◆ Given entries
=== Section Start ===

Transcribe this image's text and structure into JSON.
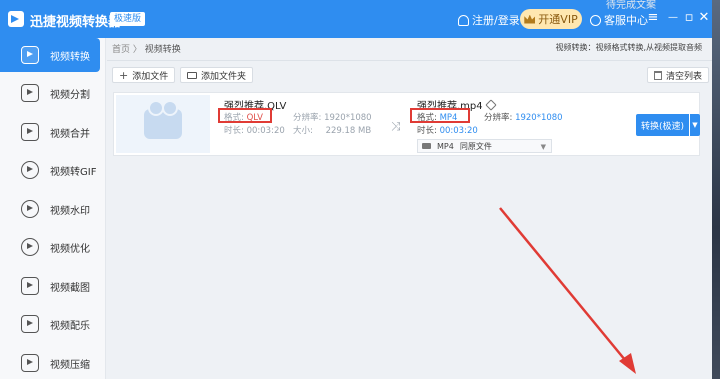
{
  "app": {
    "title": "迅捷视频转换器",
    "badge": "极速版",
    "login": "注册/登录",
    "vip": "开通VIP",
    "service": "客服中心",
    "menu_glyph": "≡",
    "minimize_glyph": "—",
    "maximize_glyph": "▫",
    "close_glyph": "✕",
    "brand_color": "#2f8df0"
  },
  "desktop": {
    "text": "待完成文案"
  },
  "sidebar": {
    "items": [
      {
        "label": "视频转换",
        "icon": "convert-icon",
        "active": true
      },
      {
        "label": "视频分割",
        "icon": "split-icon"
      },
      {
        "label": "视频合并",
        "icon": "merge-icon"
      },
      {
        "label": "视频转GIF",
        "icon": "gif-icon"
      },
      {
        "label": "视频水印",
        "icon": "watermark-icon"
      },
      {
        "label": "视频优化",
        "icon": "optimize-icon"
      },
      {
        "label": "视频截图",
        "icon": "screenshot-icon"
      },
      {
        "label": "视频配乐",
        "icon": "music-icon"
      },
      {
        "label": "视频压缩",
        "icon": "compress-icon"
      }
    ]
  },
  "main": {
    "breadcrumb_home": "首页",
    "breadcrumb_sep": "〉",
    "breadcrumb_current": "视频转换",
    "hint": "视频转换：视频格式转换,从视频提取音频",
    "add_file": "添加文件",
    "add_folder": "添加文件夹",
    "clear_list": "清空列表"
  },
  "file": {
    "source_name": "强烈推荐.QLV",
    "format_label": "格式:",
    "format_value": "QLV",
    "resolution_label": "分辨率:",
    "resolution_value": "1920*1080",
    "duration_label": "时长:",
    "duration_value": "00:03:20",
    "size_label": "大小:",
    "size_value": "229.18 MB",
    "output_name": "强烈推荐.mp4",
    "output_format_label": "格式:",
    "output_format_value": "MP4",
    "output_resolution_label": "分辨率:",
    "output_resolution_value": "1920*1080",
    "output_duration_label": "时长:",
    "output_duration_value": "00:03:20",
    "select_format": "MP4",
    "select_quality": "同原文件",
    "convert_button": "转换(极速)",
    "convert_dropdown": "▼"
  }
}
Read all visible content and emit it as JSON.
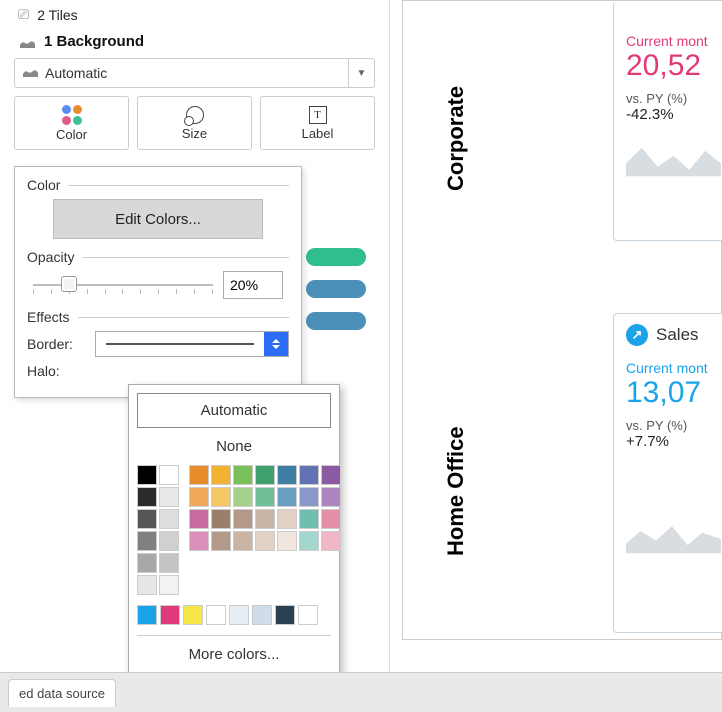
{
  "marks": {
    "prev_row": "2 Tiles",
    "current_row": "1 Background",
    "dropdown_value": "Automatic",
    "buttons": {
      "color": "Color",
      "size": "Size",
      "label": "Label"
    }
  },
  "color_popup": {
    "section_color": "Color",
    "edit_colors": "Edit Colors...",
    "section_opacity": "Opacity",
    "opacity_value": "20%",
    "section_effects": "Effects",
    "border_label": "Border:",
    "halo_label": "Halo:"
  },
  "picker": {
    "automatic": "Automatic",
    "none": "None",
    "more": "More colors...",
    "gray_swatches": [
      "#000000",
      "#ffffff",
      "#2b2b2b",
      "#e9e9e9",
      "#555555",
      "#dddddd",
      "#808080",
      "#d0d0d0",
      "#a8a8a8",
      "#c4c4c4",
      "#e6e6e6",
      "#f2f2f2"
    ],
    "main_swatches": [
      "#e88b2a",
      "#f2b233",
      "#7bbf5a",
      "#3f9f6d",
      "#3e7fa3",
      "#6173b3",
      "#8c5aa3",
      "#f0a85a",
      "#f5c766",
      "#a3d18a",
      "#6fbf97",
      "#6aa0bf",
      "#8a97c8",
      "#ad85bf",
      "#c76aa0",
      "#9a7f6d",
      "#b39a88",
      "#cab5a5",
      "#e1d0c3",
      "#6fbfb0",
      "#e38fa7",
      "#d98fb8",
      "#b39a88",
      "#cab5a5",
      "#e1d0c3",
      "#f0e6dd",
      "#a3d6cc",
      "#f0b8c6"
    ],
    "accent_swatches": [
      "#1aa3e8",
      "#e03a7a",
      "#f5e64a",
      "#ffffff",
      "#e6eef5",
      "#d0dce8",
      "#2b3f52",
      "#ffffff"
    ]
  },
  "dashboard": {
    "segments": {
      "corporate": "Corporate",
      "home_office": "Home Office"
    },
    "card1": {
      "metric_label": "Current mont",
      "metric_value": "20,52",
      "vs_label": "vs. PY (%)",
      "vs_value": "-42.3%"
    },
    "card2": {
      "title": "Sales",
      "metric_label": "Current mont",
      "metric_value": "13,07",
      "vs_label": "vs. PY (%)",
      "vs_value": "+7.7%"
    }
  },
  "bottom": {
    "tab": "ed data source"
  }
}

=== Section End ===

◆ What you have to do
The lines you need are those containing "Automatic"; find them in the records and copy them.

◆ Answer to the problem
    "dropdown_value": "Automatic",
    "automatic": "Automatic",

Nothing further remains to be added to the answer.